SVB was heavy into Tech, PE & Life Science banking and they had strong presence in Boston via the Boston Private acquisition. We presume that many of our New England based Life Science startups and younger companies may have some level of exposure to SVB. SVB processed payroll for many companies / tenants, they extended credit lines to these tenants & they provided general banking services to these tenants. SVB also provided credit to many of the PE firms which backed these companies / tenants. Lastly, SVB often provided personal banking services to the Executives of many of these firms.
More than 90% of SVB’s clients had deposits well in excess of the $250k covered by FDIC Insurance. We truly hope that when the dust settles most of SVB’s clients can recover most, if not all of their funds. In the meantime, we are faced with the following… Tenants & Landlords will need to scramble to open new banking accounts and credit lines at other institutions. Today, we spoke with a client who spent the day opening new accounts at a new bank and filling out paperwork and modifying legal documentation to keep his operations running with as little disruption as possible. Tenants and Landlords who may have had attractive credit facilities will likely need to find new sources of credit based on today’s higher rates and spreads, thus throwing a curveball into any previous forecasts or pro-formas they were relying on for 2023. Finally, and most unknown is what impact will SVB’s collapse have on the Life Science & Tech tenants in our region in what has already become an oversaturated market. If the Private Equity firms supporting many of these new tenants are damaged from SVB’s collapse, will they pause and pullback as they work to get their own houses in order? Will they return?
When an event like this occurs it’s a reminder that Diversification is Critical. At EagleBridge Capital, we always emphasize to our clients that we are “lender agnostic” and it’s critical to have multiple lending relationships at all times. The allure of one lending institution “providing all of your loans”, personal banking and business banking can seem convenient, but during Black Swan events such this, can not only be inconvenient but devastating to your future.
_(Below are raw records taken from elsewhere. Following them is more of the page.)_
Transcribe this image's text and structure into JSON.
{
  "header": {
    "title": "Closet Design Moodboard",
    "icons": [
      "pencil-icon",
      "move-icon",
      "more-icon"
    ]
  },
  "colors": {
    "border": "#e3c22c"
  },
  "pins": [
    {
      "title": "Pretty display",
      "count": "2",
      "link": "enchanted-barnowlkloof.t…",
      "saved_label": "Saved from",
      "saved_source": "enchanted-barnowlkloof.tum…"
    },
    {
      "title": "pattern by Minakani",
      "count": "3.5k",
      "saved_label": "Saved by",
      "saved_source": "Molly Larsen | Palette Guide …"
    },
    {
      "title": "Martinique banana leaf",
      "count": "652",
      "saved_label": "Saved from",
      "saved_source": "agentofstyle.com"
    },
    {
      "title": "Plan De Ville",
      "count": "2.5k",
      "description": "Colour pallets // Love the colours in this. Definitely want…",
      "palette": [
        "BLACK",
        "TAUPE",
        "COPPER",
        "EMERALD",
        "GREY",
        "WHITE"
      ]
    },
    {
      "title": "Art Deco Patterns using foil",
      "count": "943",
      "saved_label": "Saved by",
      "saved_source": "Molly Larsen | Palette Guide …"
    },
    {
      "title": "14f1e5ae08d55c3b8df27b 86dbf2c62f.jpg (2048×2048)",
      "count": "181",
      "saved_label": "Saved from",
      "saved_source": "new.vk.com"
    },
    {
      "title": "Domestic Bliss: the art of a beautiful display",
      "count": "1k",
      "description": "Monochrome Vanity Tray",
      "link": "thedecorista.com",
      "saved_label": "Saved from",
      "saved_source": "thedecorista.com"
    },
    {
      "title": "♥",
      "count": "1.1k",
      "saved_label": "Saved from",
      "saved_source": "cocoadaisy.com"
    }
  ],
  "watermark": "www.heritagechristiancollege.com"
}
EagleBridge Capital specializes in Debt and JV-Equity placement for all asset classes of commercial real estate. The firm’s Principals have more than 40 years of experience within the industry and a network of more than 850 capital sources which extend throughout the United States and internationally. The firm’s capital sources include Banks, Life Companies, Debt Funds, CMBS, Advisors, Agency, Finance Companies, Private Lenders & JV Equity providers. As a single point of contact, EagleBridge Capital navigates this ever-changing landscape of capital sources on behalf of its clients to advise, facilitate and deliver the most competitive financing terms available within the marketplace.